Julie's Worst Moment On 'The O.C.' Was Actually Her Best
Julie Cooper: hardly what you'd call a model mother. She was definitely never anywhere in the vicinity of being a model wife, with her marrying strategically the first two times round for money, money, money, and, when the going got tough, she was nowhere to be found. And as a friend, she was lackluster at best and scheming and malevolent at worst. So, yeah, Julie Cooper's worst moment on The O.C. was pretty damn low. But she's also great here, because this is about as real as Julie Cooper gets.
Wind your way back to The O.C. Season 1, Episode 26. When Cooper's first husband Jimmy announces he's been stealing money in his capacity as financial planner from his wealthy clients to fund their family's extravagant lifestyle, Cooper's the first to jump ship. It's not long before she finds herself a new man to fund the life she's accustomed to: Caleb Nichol, Kirsten Cohen's father and a man literally old enough to be her father. When Kirsten throws her a hen party, Kirsten's little sister Hailey hires a stripper. The stripper propositions Julie, and it only takes a little bit more back and forth before Julie's scurrying off to ditch the party that Kirsten's organized for her and to cheat on Caleb in a steamy one night stand with the stripper.
Do me a favor and watch this clip to see what comes next.
How many terrible things does Julie do in a minute and a half here? She flirts with someone who's duty-bound to be sexual around her due to a cash transaction; she sasses him for propositioning her (that sardonically arched brow, that "I'm getting married") before pulling a 180 and deciding she's going to cheat on her future husband with him; she gets ready to ditch the party Kirsten prepped for her early; she doesn't just lie to Kirsten but does so in the most hypocritical way possible, explaining she's hurrying home to see "the boys" (i.e. her future husband, Caleb); she tries to get Hailey in trouble with her sister, again via brazen hypocrisy ("Is your sister flirting with the stripper?") and then she hits Hailey when she finds out that Hailey was potentially just scheming up a way to break up her and Caleb.
And yet I'd argue this is, despite the glaring evidence to the contrary, Julie Cooper's finest hour. Yes, in a lot of ways Julie is the worst in this clip. But this juxtaposition of Julie's catfight in the pool and Kirsten's eye-rolling is telling. Kirsten is reading Julie's behavior as hideously déclassé. Julie might have married money long ago, but, at least in Kirsten's eyes (or how we're prompted to read her reaction), Julie's still acting like trash. This tiny split-second moment causes us to think about the class implications of both characters.
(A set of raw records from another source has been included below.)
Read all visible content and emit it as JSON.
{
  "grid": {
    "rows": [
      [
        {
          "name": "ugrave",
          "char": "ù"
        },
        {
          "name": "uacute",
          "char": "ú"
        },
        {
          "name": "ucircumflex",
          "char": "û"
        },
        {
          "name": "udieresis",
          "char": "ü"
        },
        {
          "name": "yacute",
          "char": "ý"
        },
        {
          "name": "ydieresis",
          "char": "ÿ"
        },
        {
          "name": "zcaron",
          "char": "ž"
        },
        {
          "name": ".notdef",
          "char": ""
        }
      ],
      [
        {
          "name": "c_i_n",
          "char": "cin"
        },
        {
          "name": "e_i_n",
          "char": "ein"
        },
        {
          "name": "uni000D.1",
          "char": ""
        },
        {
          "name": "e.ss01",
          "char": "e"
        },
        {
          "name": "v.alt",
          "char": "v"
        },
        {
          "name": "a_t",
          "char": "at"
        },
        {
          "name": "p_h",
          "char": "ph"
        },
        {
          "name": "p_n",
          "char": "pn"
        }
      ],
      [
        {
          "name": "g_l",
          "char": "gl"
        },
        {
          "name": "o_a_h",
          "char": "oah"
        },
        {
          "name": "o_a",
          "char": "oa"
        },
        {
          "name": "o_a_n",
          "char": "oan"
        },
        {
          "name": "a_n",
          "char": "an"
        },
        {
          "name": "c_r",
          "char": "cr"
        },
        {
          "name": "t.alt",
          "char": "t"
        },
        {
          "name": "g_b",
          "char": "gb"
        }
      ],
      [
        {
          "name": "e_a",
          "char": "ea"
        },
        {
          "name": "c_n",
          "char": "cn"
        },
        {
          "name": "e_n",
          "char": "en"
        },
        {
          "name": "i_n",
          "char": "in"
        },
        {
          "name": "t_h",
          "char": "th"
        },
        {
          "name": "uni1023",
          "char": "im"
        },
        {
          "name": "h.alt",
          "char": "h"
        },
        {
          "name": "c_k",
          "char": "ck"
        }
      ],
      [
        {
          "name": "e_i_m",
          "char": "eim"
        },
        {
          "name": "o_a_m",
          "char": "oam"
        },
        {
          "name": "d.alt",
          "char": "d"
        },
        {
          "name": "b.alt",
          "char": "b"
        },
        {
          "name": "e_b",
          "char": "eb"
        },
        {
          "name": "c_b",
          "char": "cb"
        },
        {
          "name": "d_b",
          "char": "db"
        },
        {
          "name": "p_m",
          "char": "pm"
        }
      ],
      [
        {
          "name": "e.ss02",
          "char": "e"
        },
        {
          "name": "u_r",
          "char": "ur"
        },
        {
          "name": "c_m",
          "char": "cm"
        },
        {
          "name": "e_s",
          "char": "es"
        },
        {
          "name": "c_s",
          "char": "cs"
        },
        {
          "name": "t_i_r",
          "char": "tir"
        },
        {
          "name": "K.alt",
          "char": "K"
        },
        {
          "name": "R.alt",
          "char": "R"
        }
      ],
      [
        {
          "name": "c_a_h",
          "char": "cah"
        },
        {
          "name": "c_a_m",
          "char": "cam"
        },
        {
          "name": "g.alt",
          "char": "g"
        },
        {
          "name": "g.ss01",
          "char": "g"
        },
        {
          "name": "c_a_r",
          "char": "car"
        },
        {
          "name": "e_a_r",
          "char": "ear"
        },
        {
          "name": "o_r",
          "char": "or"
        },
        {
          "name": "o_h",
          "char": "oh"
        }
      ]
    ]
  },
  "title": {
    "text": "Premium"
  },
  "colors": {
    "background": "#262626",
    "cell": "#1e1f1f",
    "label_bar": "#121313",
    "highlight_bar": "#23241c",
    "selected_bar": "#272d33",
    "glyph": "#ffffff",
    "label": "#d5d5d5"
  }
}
Sure, Julie is trashy and materialistic, but she has to be. When you're born into a moneyed family as Kirsten is, it's easy to never talk about or think about money, because it's always there. The instability of Julie's economic background — she was raised in a trailer park, got pregnant at 18 — forces her to constantly think about money. She's not able to marry for love as Kirsten did; she's too busy trying to escape her past.
So, sure. She hits on a hot stripper. She's ready to cheat on her fiance. But when viewed through an economic lens: Julie Cooper has to spend her life effectively chasing men she probably doesn't actually like in order to break the cycle of poverty and give her children, and yes, herself, a better life. One night of pure pleasure with someone she's actually attracted to first in the context of a lifetime of putting money before her own desires? Doesn't seem so bad now, right?
And before you get on your high horse and ask why Julie Cooper was too good to get a job, honestly? The odds for the working class minus a college degree aren't great in the U.S., and Cooper was probably smart in terms of levying her looks into a salary. A 2016 Pew Report Center report confirms what you probably knew already: the middle class in America is shrinking further and further, and this is in part thanks to a lack of high paying positions for the less educated. They call it a cycle of poverty for a reason. It's pretty damn tricky to break out of.
So next time you rewatch The O.C. and get ready to judge Julie Cooper, learn from this scene. Bear in mind what Cooper's options were and blame the politics, not the person. For all of her many, many flaws, Julie Cooper certainly made you think.
Images: Warner Bros. Television; Giphy (2); Sophie Atkinson/Bustle